In the first two parts of this series, I’ve taken you through the steps involved in finding the addresses in your system to start your own newsletter, and verifying the addresses. In this part, I’ll take you through the biggest decision you’ll make about your newsletter: whether to send an HTML version or a plain-text version.
HTML vs. Plain Text: Tradeoffs
HTML vs. plain text is an ongoing debate. HTML is better than text for a lot of reasons, but that doesn’t mean you should use it. When you use HTML, you can lay out the newsletter exactly as you wish. You can include graphics (actually links to graphics), multiple columns, and various fonts and colors. The figure below shows a newsletter with three columns. By using multiple columns, you can include promotions for your own products in the margin, while still providing content of substance in the middle of the newsletter.
Typically, HTML mailings have a higher click-through rate than text email. In addition to the formatting and presentation advantages of HTML email, there are also the interactivity advantages. If you want to include a survey in your newsletter, you can include the FORM tags right in your HTML. When the user checks a box, a radio button, or types in an answer, and clicks “Submit,” the script on your server is activated and receives the form information. You can include a subscription box right on your newsletter, in the hopes that it will be forwarded to a new reader who will want to subscribe. You can also format your newsletter to look exactly like your Web site.
HTML formatting also permits you to include links to tracking code, which enables you to receive reports about how many times a message is opened by the recipient, or what percent of the messages sent were opened.
HTML Gone Wrong
In short, HTML emails are ideal if you can be sure the recipients can open them. You might have heard (correctly) that the vast majority of AOL users (with some small exception for some AOL 6.0 users) cannot read HTML-enabled email. This is true. You absolutely must do a plain-text version of your newsletter to send to AOL.com addresses. However, perhaps you didn’t know that Lotus Notes can also be set by the administrator not to accept rich-text emails. It’s impossible to know which mail reader recipients are using. Most people choose rich-text enabled mail clients, but many corporations prevent virus spread by delivering all email as text only.
Most people who are constrained by corporate policy to receive only text email messages are smart enough to look in the first line or two of a message for a link to the online version. This means that even those who get the gobbledygook of HTML in their messages can still pull up a rich-text version of the newsletter.
Plain-Text Done Right
Even your plain-text email should be formatted as well as you possibly can.
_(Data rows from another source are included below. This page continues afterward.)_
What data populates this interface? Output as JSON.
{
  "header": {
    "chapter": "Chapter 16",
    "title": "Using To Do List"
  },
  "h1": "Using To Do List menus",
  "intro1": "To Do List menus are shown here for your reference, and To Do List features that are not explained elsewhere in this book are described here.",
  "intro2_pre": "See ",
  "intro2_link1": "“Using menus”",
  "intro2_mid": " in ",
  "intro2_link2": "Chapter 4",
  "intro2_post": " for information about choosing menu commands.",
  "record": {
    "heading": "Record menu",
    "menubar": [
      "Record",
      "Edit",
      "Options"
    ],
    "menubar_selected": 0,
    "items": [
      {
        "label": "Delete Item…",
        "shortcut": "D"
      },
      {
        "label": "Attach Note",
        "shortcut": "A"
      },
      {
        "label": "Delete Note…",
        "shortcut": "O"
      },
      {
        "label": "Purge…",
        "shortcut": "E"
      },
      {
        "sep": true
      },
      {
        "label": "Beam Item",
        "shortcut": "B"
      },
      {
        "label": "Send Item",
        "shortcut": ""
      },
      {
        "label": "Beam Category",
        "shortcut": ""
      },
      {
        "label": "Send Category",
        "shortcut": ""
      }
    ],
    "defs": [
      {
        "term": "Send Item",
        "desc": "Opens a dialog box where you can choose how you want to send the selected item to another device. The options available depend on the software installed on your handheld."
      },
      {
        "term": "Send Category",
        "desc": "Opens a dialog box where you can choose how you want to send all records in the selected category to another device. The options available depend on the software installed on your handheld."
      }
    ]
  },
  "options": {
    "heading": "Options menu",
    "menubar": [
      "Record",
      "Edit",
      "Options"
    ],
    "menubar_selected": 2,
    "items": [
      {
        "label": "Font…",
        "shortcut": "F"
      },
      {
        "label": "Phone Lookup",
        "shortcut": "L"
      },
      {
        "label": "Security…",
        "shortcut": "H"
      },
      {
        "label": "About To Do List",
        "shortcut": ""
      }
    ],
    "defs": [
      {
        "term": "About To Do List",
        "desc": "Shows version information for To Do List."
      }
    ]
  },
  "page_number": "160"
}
Since you can’t really force white space – white space helps tell your eyes where to focus – in plain-text newsletters, make sure your newsletters include all of the following formatting conventions:
- Dashes, tildes or asterisks to separate sections of the newsletter
- Short sentences and short paragraphs
- Bullets or numbered lists to make points
- Headings and sub-headings to break up the text
Many, many newsletters send out only plain-text versions, but to me, that’s like formatting your Web site for 640×480 display, or even for Palm Pilot display, since some visitors might conceivably miss something or be annoyed if you format for higher resolution.
Pleasing All of the People All of the Time
Ideally, you’d send the HTML version to everyone who can open HTML email and the plain-text version to everyone who can’t. How can you possibly achieve this optimal arrangement? By sending both versions to everyone!
The secret is to use a MIME type of multipart/alternative in the header of your message. Unfortunately, most email software doesn’t allow you to change the header. You’ll either have to use software that sends in multipart/alternative format or a service that claims to auto-detect the browser so that the right version shows. All they’re doing is sending it in multipart/alternative format, but “auto-detect” sounds so much sexier.
Outlook Express Is Not Enough
Don’t spend the next week trying to make Outlook Express send multipart/alternative email (it won’t work), but start noticing how email is coming into your mailbox. In Outlook Express, while you have a message open (not just previewed, but actually open), click File|Properties, then click the Details tab and Message Source. You’ll see a line in bold that says “Content-Type: text/html,” “Content-Type: text/plain,” or “Content-Type: multipart/alternative.”
Next, I’ll talk about your choices for sending newsletters yourself. This may be much more time-consuming, but it will save you a few dollars. After that, I’ll discuss your choices for using a commercial service to send the newsletters.
Alexis D. Gutzman is an author, speaker, and consultant on e-business and e-commerce topics. She’s the producer of The Online Marketing Report. Her most recent book, The E-commerce Arsenal: 12 Technologies You Need to Prevail in the Digital Arena, was named one of the 30 best business books of this year. For up-to-date information about her research and speaking engagements, visit The Alexis Gutzman Group’s Web site.